Best Travel CPAP Machines: Brands and Models
Now, let’s look at the top-rated travel CPAP machines according to the people who use them. The five travel CPAP models listed below are currently available for sale, and have earned the highest satisfaction ratings from users. Remember: like other CPAP machines, all five of these models require a physician’s prescription and will never be sold over the counter.
|Brand||Apex Medical||Human Design Medical||Philips Respironics||ResMed||Somnetics|
|Model||XT Fit ||Z1 ||DreamStation ||AirMini Autoset ||Transcend miniCPAP |
|Dimensions (Machine Only)||5.1W”|
|Overall Size (Cubic Inches)||113.37 cu. in.||42.9 cu. in.||155.5 cu. in||37.42 cu. in.||59.78 cu. in.|
|Pressure Range||4 to 20 cmH20||4 to 20 cmH20||4 to 20 cmH20||4 to 20 cmH20 ||4 to 20 cmH20|
|Volume||28 dbA||26 dbA||25.8 dbA||30 dbA||29 dbA|
|Operating Power (AC)||100 to 240V||100 to 240V||100 to 240V||100 to 240V ||100 to 240V|
|Hose Length||6 ft.||6 ft.||6 ft.||6 ft. 2 in.||6 ft.|
|Power Cord Length||61 in.||47 in. ||78 in.||72 in.||72 in.|
|Humidifier Capacity||300 mL||N/A||325 mL||N/A||325 mL|
|Operating Altitude||8,000 ft.||8,000 ft.||7,500 ft.||8,500 ft.||8,000 ft.|
|Operating Temperature||41 to 95°F |
(5 to 35°C)
|41 to 95°F |
(5 to 35°C)
|41 to 95°F |
(5 to 35°C)
|41 to 95°F |
(5 to 35°C)
|41 to 95°F |
(5 to 35°C)
|Storage/Transport Temperature||5 to 122°F|
(-15 to 70°C)
|-4 to 140°F|
(-20 to 60°C)
|-4 to 140°F|
(-20 to 60°C)
|-13 to 158°F|
(-25 to 70°C)
|-4 to 140°F|
(-20 to 60°C)
|Carrying Case Included?||Yes||Yes||Yes||Yes||Yes|
|Return Period||None||15 days||None||30 days||10 days|
|Warranty Length||2 years||3 years||2 years||2 years||3 years|
|Tuck Customer Satisfaction Rating||91% (501 customer reviews)||84% (271 customer reviews)||95% (103 customer reviews)||89% (173 customer reviews)||89% (304 customer reviews)|
Additional Sleep Accessories for Travel

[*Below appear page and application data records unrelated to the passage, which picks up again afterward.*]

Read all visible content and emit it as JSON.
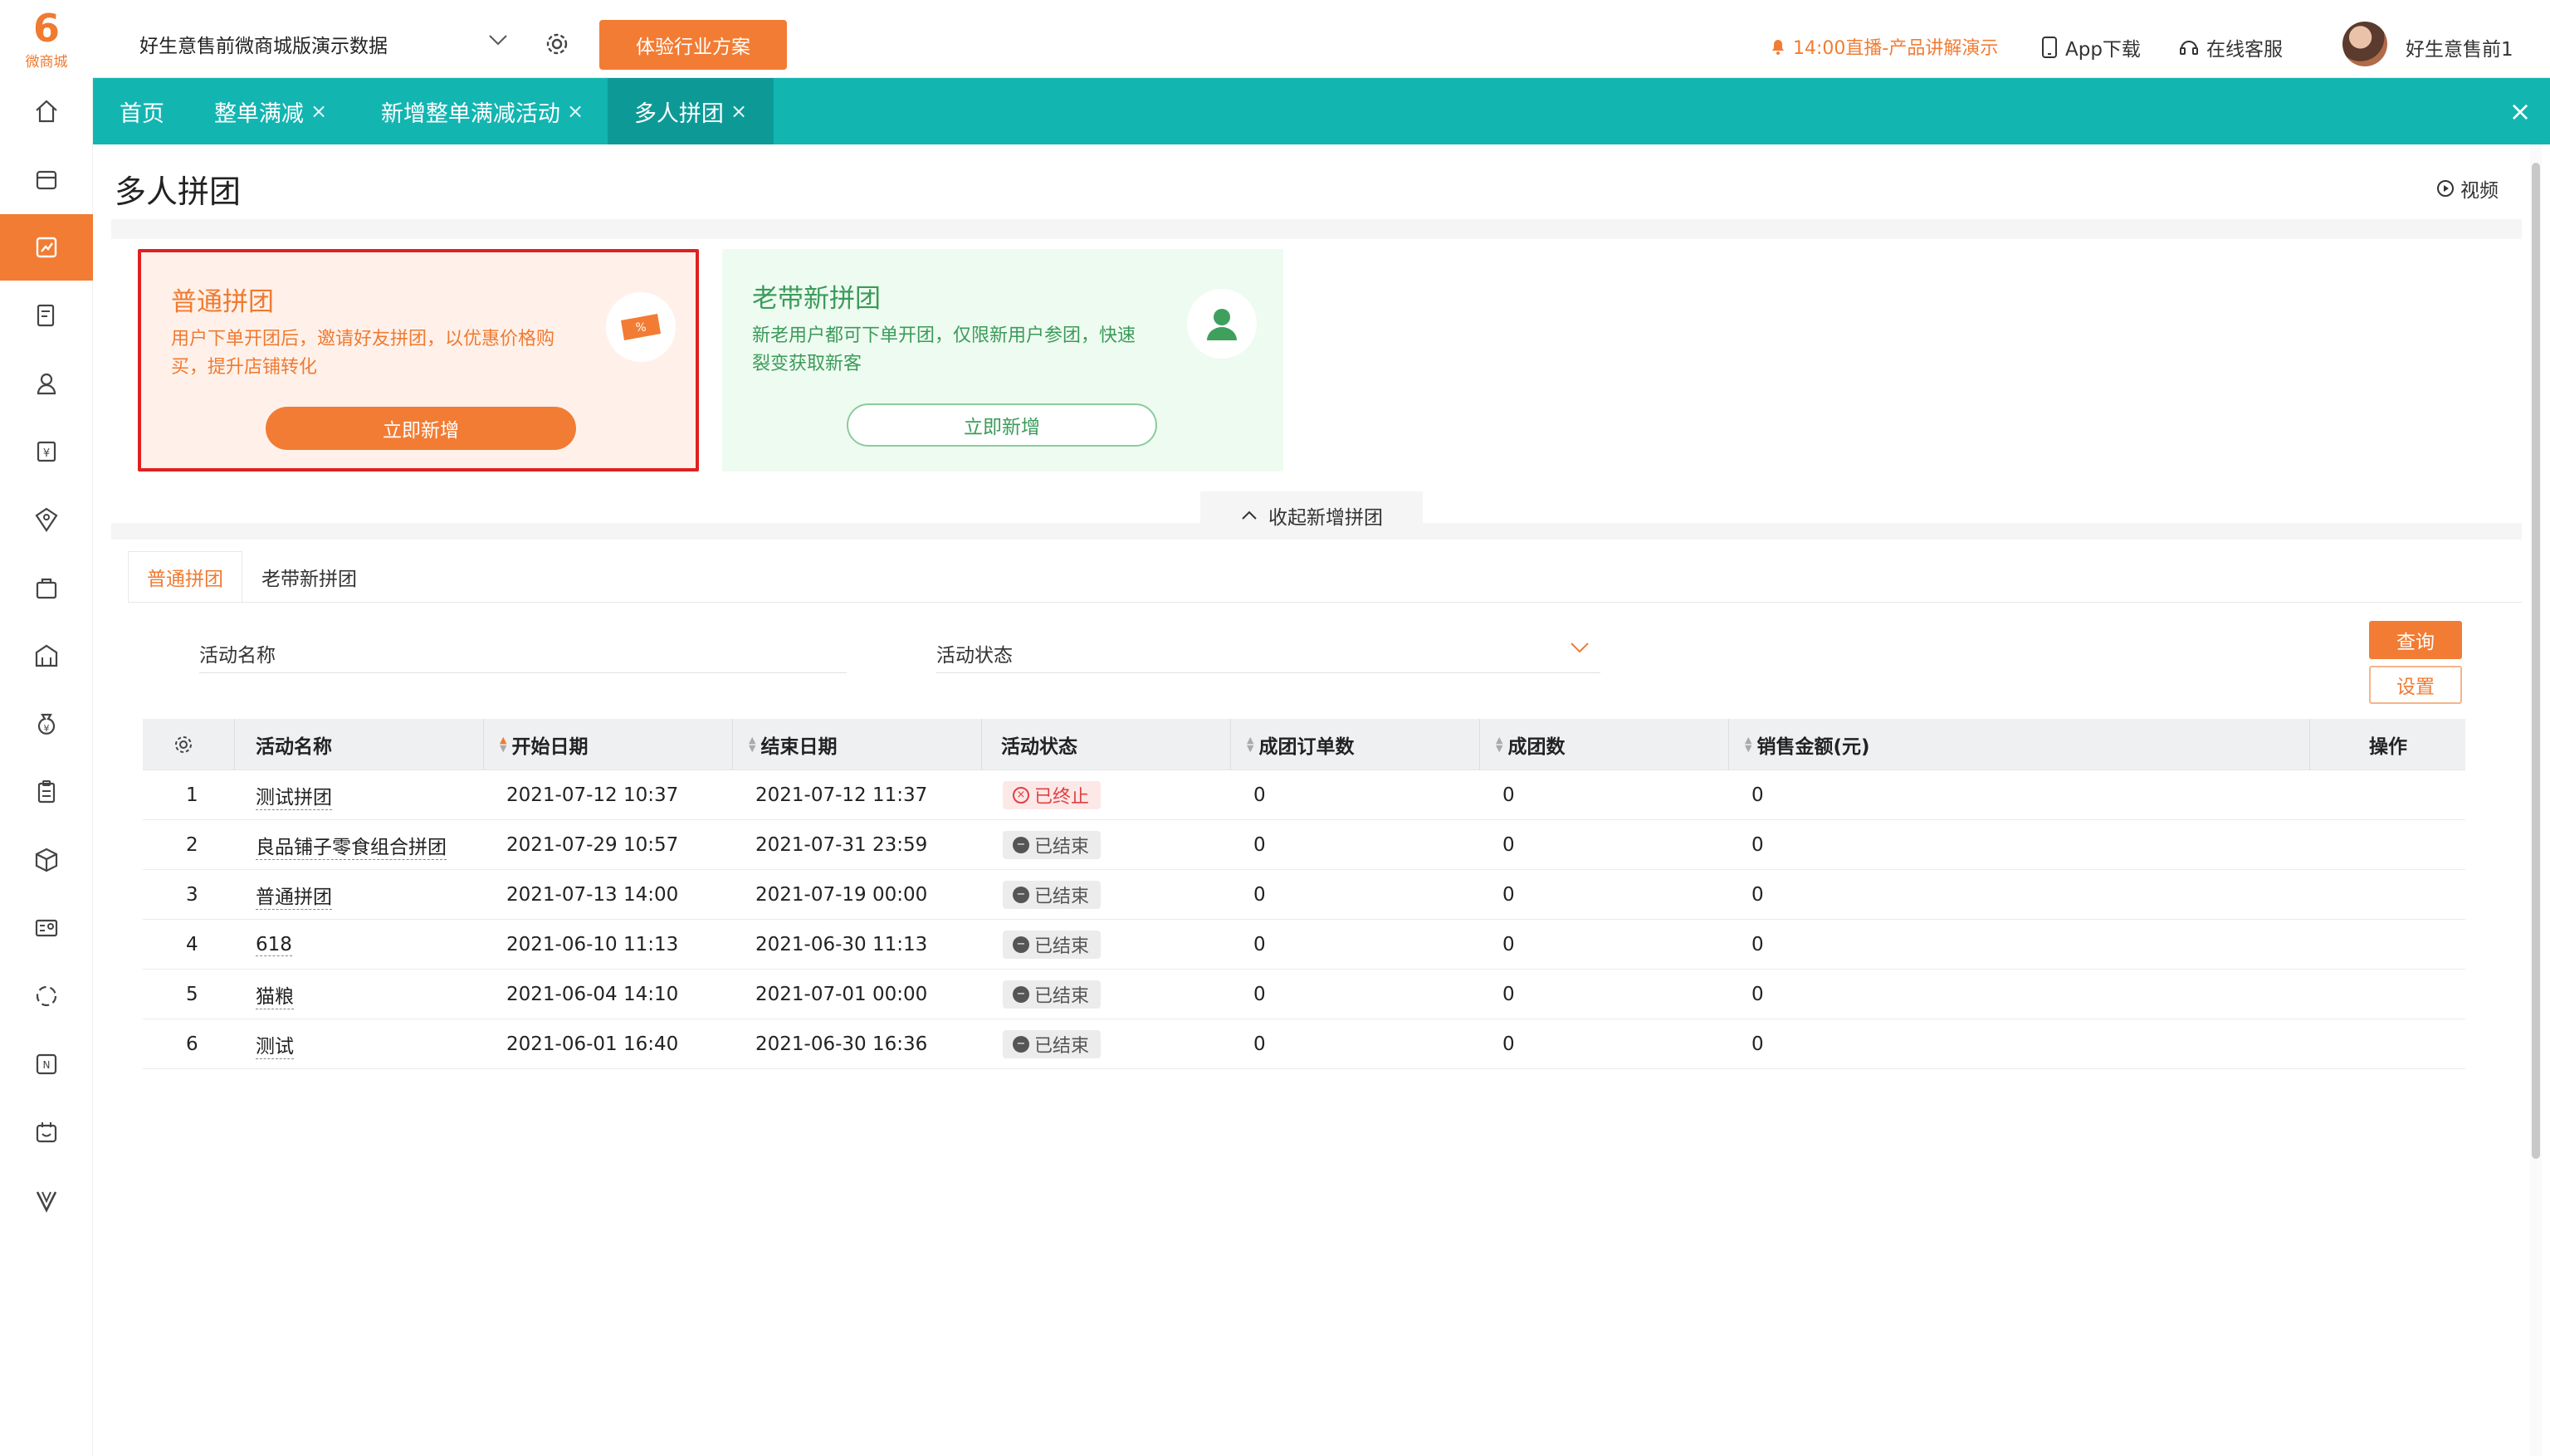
{
  "header": {
    "logo_text": "微商城",
    "shop_name": "好生意售前微商城版演示数据",
    "experience_button": "体验行业方案",
    "live_text": "14:00直播-产品讲解演示",
    "app_download": "App下载",
    "online_service": "在线客服",
    "username": "好生意售前1"
  },
  "sidebar": {
    "items": [
      {
        "icon": "home-icon"
      },
      {
        "icon": "store-icon"
      },
      {
        "icon": "marketing-icon",
        "active": true
      },
      {
        "icon": "order-icon"
      },
      {
        "icon": "member-icon"
      },
      {
        "icon": "finance-icon"
      },
      {
        "icon": "distribution-icon"
      },
      {
        "icon": "goods-bag-icon"
      },
      {
        "icon": "shop-icon"
      },
      {
        "icon": "money-bag-icon"
      },
      {
        "icon": "clipboard-icon"
      },
      {
        "icon": "cube-icon"
      },
      {
        "icon": "card-icon"
      },
      {
        "icon": "cycle-icon"
      },
      {
        "icon": "new-icon"
      },
      {
        "icon": "calendar-icon"
      },
      {
        "icon": "vip-icon"
      }
    ]
  },
  "tabs": [
    {
      "label": "首页",
      "closable": false
    },
    {
      "label": "整单满减",
      "closable": true
    },
    {
      "label": "新增整单满减活动",
      "closable": true
    },
    {
      "label": "多人拼团",
      "closable": true,
      "active": true
    }
  ],
  "page": {
    "title": "多人拼团",
    "video_link": "视频",
    "collapse_label": "收起新增拼团"
  },
  "cards": {
    "normal": {
      "title": "普通拼团",
      "desc": "用户下单开团后，邀请好友拼团，以优惠价格购买，提升店铺转化",
      "button": "立即新增"
    },
    "newbie": {
      "title": "老带新拼团",
      "desc": "新老用户都可下单开团，仅限新用户参团，快速裂变获取新客",
      "button": "立即新增"
    }
  },
  "list_tabs": [
    "普通拼团",
    "老带新拼团"
  ],
  "filters": {
    "name_label": "活动名称",
    "status_label": "活动状态",
    "query_button": "查询",
    "settings_button": "设置"
  },
  "table": {
    "headers": {
      "name": "活动名称",
      "start": "开始日期",
      "end": "结束日期",
      "status": "活动状态",
      "orders": "成团订单数",
      "groups": "成团数",
      "sales": "销售金额(元)",
      "ops": "操作"
    },
    "rows": [
      {
        "idx": "1",
        "name": "测试拼团",
        "start": "2021-07-12 10:37",
        "end": "2021-07-12 11:37",
        "status": "已终止",
        "status_type": "stopped",
        "orders": "0",
        "groups": "0",
        "sales": "0"
      },
      {
        "idx": "2",
        "name": "良品铺子零食组合拼团",
        "start": "2021-07-29 10:57",
        "end": "2021-07-31 23:59",
        "status": "已结束",
        "status_type": "ended",
        "orders": "0",
        "groups": "0",
        "sales": "0"
      },
      {
        "idx": "3",
        "name": "普通拼团",
        "start": "2021-07-13 14:00",
        "end": "2021-07-19 00:00",
        "status": "已结束",
        "status_type": "ended",
        "orders": "0",
        "groups": "0",
        "sales": "0"
      },
      {
        "idx": "4",
        "name": "618",
        "start": "2021-06-10 11:13",
        "end": "2021-06-30 11:13",
        "status": "已结束",
        "status_type": "ended",
        "orders": "0",
        "groups": "0",
        "sales": "0"
      },
      {
        "idx": "5",
        "name": "猫粮",
        "start": "2021-06-04 14:10",
        "end": "2021-07-01 00:00",
        "status": "已结束",
        "status_type": "ended",
        "orders": "0",
        "groups": "0",
        "sales": "0"
      },
      {
        "idx": "6",
        "name": "测试",
        "start": "2021-06-01 16:40",
        "end": "2021-06-30 16:36",
        "status": "已结束",
        "status_type": "ended",
        "orders": "0",
        "groups": "0",
        "sales": "0"
      }
    ]
  },
  "colors": {
    "brand_orange": "#f27c34",
    "tab_teal": "#13b5b1",
    "highlight_red": "#e02020",
    "green_text": "#3b9b5a"
  }
}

In addition to travel CPAP machines, here are a few more sleep accessories that will help you catch some much-needed rest when you are in transit and after you reach your destination.

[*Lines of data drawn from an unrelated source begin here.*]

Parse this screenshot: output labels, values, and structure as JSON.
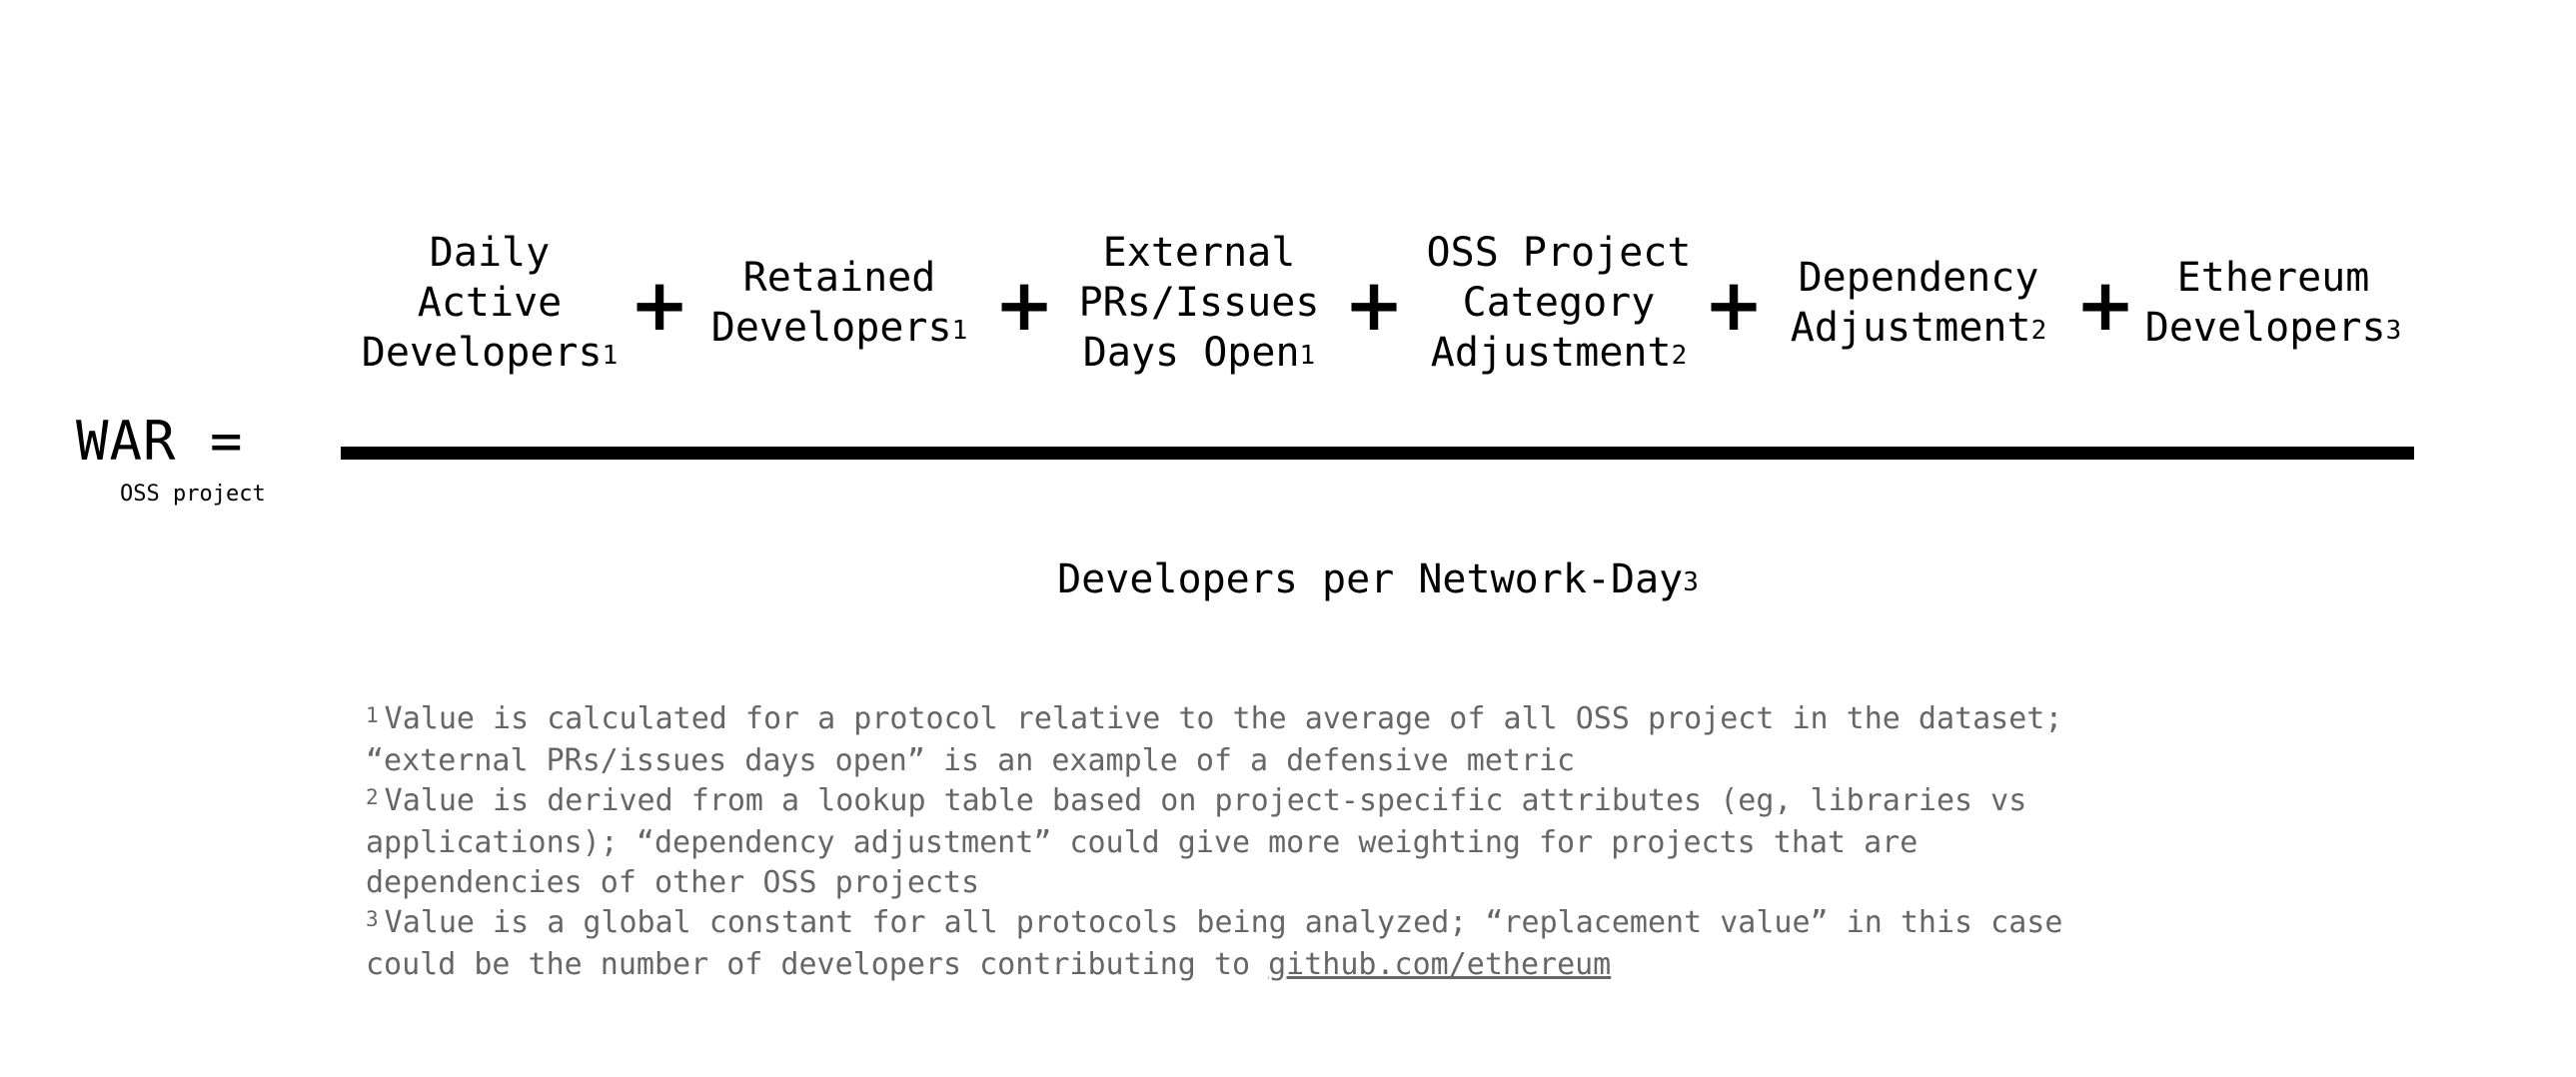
{
  "lhs": {
    "war": "WAR =",
    "subscript": "OSS project"
  },
  "numerator": {
    "terms": [
      {
        "label": "Daily\nActive\nDevelopers",
        "note": "1"
      },
      {
        "label": "Retained\nDevelopers",
        "note": "1"
      },
      {
        "label": "External\nPRs/Issues\nDays Open",
        "note": "1"
      },
      {
        "label": "OSS Project\nCategory\nAdjustment",
        "note": "2"
      },
      {
        "label": "Dependency\nAdjustment",
        "note": "2"
      },
      {
        "label": "Ethereum\nDevelopers",
        "note": "3"
      }
    ],
    "operator": "+"
  },
  "denominator": {
    "label": "Developers per Network-Day",
    "note": "3"
  },
  "footnotes": [
    {
      "mark": "1",
      "text": "Value is calculated for a protocol relative to the average of all OSS project in the dataset; “external PRs/issues days open” is an example of a defensive metric"
    },
    {
      "mark": "2",
      "text": "Value is derived from a lookup table based on project-specific attributes (eg, libraries vs applications); “dependency adjustment” could give more weighting for projects that are dependencies of other OSS projects"
    },
    {
      "mark": "3",
      "text": "Value is a global constant for all protocols being analyzed; “replacement value” in this case could be the number of developers contributing to",
      "link": "github.com/ethereum"
    }
  ]
}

Headphones: Headphones are an indispensible travel accessory for many. In addition to being used with music players, they can effectively block outside noise in loud environments (such as planes and hotel rooms). Several designs are available, including on-ear, over-ear, and in-ear (or earbud) varieties, as well as sleep masks or headbands with built-in headphones. Although prices vary, shoppers can find many options that are priced at $30 or lower. Remember one thing: long-term headphone use has been linked to certain health issues, including hearing loss and earwax impaction (for in-ear models).

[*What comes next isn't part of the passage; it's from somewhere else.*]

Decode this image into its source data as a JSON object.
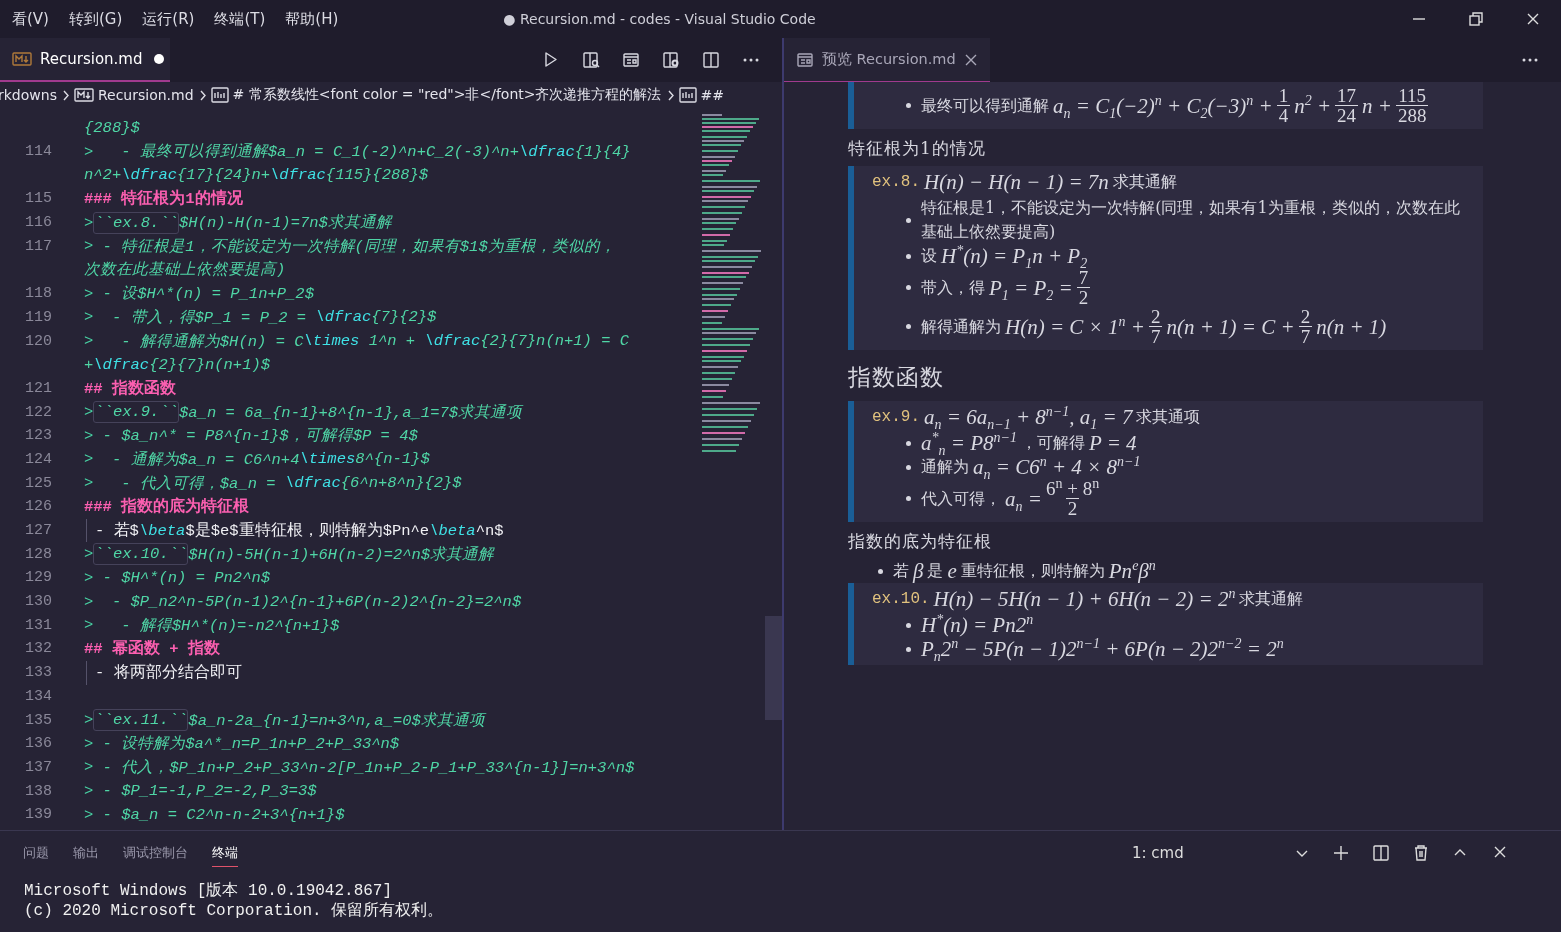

To learn more, please visit our Best Headphones for Sleeping guide.
Earplugs: Rather than using headphones, some people prefer to use simple earplugs that expand when inserted into the ear canal. Earplugs are inexpensive — they are usually sold in bulk at $20 to $30 for 50 to 200 individual pairs — and may be made from foam, silicone, or wax. However, like headphones, earplugs carry risks of hearing loss and earwax impaction, and some users also develop ear infections from long-term use.
Check out our Best Earplugs for Sleeping guide to learn more.
Sleep Masks: Sleep masks are essentially blindfolds that block outside light, which helps users relax and fall asleep in bright environments. Sleep masks are usually made from fabrics like cotton, silk, or polyester, and some feature foam padding for extra comfort. The majority of sleep masks sold today are priced at $20 or less, and are widely available through different online and brick-and-mortar sellers.
For more information, check out our Best Sleep Mask Reviews guide.
Travel Pillows: Travel pillows offer extra support and comfort for people on the road, particularly those who utilize planes, trains, and other forms of public transportation, as well as campers and hikers who sleep in tents or on the bare ground. Most travel pillows sold today are U-shaped with elevated backs for targeted shoulder support, and they may be inflatable or non-inflatable. The majority of these pillows are priced between $10 and $40.
Check out our Best Travel Pillows guide for more details.